He lived one hell of a life but, with a plethora of unfinished projects and half-realised films we'll probably never know just how great he could have been. The flashes of brilliance are there, but the canon is chock-a-block with the puerile and pointless too: he 'played' the voice of Robin Masters in Magnum PI, and was involved in endless adverts for wine, sherry and 'probably the best lager in the world'.
But we've not come here to go over the great man's many achievements, nor his cinematic shortfalls. No today, dear readers, I bring you a touch of Wellesian magic - his one foray into the business we call pop. have a listen to his 1984 single I Know What is is to be Young (But You Don't Know What it is to be Old).

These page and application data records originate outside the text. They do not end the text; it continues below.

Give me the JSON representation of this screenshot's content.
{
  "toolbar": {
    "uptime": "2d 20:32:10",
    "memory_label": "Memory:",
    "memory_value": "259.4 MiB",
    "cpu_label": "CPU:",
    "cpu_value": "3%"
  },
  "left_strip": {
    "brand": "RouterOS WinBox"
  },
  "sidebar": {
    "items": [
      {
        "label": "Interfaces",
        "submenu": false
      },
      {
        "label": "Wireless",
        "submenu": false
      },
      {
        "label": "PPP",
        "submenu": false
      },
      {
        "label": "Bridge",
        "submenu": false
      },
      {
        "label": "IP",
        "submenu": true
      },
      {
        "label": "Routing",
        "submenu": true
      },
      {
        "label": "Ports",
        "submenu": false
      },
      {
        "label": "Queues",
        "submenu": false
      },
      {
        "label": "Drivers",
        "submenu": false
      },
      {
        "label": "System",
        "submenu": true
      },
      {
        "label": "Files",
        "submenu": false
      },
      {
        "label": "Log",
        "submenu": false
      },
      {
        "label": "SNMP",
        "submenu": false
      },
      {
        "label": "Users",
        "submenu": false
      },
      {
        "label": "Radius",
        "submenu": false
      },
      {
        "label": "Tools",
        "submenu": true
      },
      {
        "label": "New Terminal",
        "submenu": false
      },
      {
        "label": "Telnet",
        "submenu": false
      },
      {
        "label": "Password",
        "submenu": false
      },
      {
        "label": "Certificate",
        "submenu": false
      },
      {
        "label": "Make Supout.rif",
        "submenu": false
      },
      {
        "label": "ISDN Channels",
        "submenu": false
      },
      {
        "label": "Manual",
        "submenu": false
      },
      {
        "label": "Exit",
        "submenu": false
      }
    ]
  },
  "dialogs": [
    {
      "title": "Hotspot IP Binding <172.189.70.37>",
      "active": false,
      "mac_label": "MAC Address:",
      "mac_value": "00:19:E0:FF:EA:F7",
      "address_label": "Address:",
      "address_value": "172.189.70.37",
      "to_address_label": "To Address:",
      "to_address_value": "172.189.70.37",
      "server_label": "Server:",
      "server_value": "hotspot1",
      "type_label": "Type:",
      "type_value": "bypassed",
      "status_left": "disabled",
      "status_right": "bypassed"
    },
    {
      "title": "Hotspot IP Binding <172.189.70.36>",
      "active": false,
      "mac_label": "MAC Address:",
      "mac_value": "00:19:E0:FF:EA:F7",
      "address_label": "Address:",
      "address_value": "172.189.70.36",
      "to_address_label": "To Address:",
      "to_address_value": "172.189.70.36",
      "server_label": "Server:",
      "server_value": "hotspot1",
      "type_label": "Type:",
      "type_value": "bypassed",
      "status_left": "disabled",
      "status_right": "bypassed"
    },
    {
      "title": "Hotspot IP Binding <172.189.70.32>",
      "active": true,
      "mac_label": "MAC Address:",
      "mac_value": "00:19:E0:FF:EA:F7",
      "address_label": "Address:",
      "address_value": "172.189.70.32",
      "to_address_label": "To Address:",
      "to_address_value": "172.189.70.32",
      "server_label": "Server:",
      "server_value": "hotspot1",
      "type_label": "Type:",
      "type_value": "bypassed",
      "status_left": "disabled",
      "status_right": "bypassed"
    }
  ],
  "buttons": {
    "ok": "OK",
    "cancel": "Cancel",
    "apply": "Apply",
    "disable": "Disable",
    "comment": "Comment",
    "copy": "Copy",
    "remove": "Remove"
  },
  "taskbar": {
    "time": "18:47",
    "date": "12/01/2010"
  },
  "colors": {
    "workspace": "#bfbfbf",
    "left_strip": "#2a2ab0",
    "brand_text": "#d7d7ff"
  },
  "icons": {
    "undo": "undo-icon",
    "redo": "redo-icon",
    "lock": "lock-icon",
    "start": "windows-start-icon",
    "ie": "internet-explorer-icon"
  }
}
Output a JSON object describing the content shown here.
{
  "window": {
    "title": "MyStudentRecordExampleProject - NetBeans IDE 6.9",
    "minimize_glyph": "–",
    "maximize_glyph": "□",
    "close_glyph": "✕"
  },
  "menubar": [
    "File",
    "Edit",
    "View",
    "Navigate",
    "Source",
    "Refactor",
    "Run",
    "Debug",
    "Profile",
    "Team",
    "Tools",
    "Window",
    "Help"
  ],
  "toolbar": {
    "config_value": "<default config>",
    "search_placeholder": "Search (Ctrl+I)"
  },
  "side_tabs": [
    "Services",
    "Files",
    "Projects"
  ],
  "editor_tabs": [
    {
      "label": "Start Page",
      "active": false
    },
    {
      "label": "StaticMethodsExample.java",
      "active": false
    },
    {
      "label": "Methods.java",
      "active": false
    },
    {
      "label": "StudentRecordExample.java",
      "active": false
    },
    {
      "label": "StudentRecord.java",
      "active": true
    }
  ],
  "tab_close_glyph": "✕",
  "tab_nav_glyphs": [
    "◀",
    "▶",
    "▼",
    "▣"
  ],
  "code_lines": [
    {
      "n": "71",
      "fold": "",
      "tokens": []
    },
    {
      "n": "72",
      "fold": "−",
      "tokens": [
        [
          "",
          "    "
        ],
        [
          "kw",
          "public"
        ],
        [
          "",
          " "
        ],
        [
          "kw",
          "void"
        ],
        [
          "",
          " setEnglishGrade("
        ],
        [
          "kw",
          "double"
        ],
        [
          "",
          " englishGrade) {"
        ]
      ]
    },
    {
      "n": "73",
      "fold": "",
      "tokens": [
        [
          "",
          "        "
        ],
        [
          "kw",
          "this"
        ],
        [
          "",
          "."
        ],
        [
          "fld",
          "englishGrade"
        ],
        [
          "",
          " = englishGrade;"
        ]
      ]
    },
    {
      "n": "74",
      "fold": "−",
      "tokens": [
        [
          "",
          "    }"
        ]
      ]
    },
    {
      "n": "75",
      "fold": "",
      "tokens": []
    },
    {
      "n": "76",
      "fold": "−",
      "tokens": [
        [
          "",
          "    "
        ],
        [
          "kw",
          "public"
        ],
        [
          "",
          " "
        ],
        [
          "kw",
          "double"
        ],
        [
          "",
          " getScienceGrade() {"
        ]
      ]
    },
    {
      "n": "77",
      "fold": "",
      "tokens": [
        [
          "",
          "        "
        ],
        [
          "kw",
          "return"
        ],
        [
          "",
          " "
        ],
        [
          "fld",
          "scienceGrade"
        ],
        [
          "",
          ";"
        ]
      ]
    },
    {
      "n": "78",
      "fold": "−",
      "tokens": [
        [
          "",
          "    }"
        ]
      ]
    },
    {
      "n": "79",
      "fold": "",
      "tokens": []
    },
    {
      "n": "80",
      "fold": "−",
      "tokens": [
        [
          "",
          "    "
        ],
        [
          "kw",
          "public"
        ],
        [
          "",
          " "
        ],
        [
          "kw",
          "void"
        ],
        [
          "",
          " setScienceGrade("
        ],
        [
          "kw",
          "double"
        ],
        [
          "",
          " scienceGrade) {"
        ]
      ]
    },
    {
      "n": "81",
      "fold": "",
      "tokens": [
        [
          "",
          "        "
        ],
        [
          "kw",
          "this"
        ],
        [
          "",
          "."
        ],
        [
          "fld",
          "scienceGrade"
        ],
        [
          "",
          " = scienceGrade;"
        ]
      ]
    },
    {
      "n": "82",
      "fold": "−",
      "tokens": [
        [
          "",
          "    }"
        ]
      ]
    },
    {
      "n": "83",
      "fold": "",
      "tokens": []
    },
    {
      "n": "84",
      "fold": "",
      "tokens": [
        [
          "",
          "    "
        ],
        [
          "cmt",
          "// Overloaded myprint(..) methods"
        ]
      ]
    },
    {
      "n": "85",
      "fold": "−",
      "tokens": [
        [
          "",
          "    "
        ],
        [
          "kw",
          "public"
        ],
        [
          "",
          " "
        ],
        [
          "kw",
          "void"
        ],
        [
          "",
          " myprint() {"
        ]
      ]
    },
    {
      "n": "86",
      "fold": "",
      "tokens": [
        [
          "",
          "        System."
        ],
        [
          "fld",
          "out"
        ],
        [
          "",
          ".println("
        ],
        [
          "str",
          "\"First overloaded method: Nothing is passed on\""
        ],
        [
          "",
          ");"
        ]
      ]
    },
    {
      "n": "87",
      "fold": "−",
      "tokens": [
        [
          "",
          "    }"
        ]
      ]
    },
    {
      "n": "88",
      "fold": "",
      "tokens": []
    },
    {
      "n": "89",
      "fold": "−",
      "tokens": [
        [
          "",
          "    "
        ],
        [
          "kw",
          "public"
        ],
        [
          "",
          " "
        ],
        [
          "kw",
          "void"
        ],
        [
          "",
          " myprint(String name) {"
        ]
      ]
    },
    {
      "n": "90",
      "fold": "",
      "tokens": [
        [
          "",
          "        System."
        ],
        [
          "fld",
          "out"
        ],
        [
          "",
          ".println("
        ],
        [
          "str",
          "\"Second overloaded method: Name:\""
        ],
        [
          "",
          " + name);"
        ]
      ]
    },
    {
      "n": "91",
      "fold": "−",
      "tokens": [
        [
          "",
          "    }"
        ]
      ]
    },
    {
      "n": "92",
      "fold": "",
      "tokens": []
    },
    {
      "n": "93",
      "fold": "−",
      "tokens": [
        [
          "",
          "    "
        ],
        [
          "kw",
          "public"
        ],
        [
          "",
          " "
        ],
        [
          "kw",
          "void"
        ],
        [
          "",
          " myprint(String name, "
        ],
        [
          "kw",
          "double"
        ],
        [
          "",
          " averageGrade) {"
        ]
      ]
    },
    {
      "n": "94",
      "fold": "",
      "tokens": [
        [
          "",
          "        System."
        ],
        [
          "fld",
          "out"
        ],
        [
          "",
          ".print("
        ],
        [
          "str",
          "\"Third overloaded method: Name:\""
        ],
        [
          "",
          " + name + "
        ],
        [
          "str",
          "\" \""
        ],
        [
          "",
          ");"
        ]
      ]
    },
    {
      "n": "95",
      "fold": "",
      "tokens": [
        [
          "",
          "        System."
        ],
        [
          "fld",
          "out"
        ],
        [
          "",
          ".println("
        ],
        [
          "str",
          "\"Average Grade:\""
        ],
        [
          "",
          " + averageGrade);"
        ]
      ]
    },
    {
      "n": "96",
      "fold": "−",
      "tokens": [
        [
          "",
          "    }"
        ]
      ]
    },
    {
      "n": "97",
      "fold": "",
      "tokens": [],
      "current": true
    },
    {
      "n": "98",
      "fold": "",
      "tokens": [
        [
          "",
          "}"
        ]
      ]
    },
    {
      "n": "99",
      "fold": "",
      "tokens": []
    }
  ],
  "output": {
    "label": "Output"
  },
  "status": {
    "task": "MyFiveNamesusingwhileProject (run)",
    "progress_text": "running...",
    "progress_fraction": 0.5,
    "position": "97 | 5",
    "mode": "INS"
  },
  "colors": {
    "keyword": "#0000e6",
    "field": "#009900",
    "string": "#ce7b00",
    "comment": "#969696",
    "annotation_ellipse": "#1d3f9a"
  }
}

Released just a year before the great one snuffed it (on the same day, incidentally, as Yul Brynner), the recording must have taken so much effort that he couldn't be bothered to perform on the B-side. Recorded with the Ray Charles singers and the Nick Perito Orchestra, and released on the long-defunct Splash Records in the UK, it's a slice of ham more suited to Mr Brynner himself, or that other well-known baldie Telly Savalas.
Never mind. His final act may have been to inflict this atrocity on the world but, in 2002, Welles was voted as the greatest film director of all time in a British Film Institute poll of the Top Ten Directors. His light still shines bright.
You can read more about his illustrious career at http://en.wikipedia.org/wiki/Orson_Welles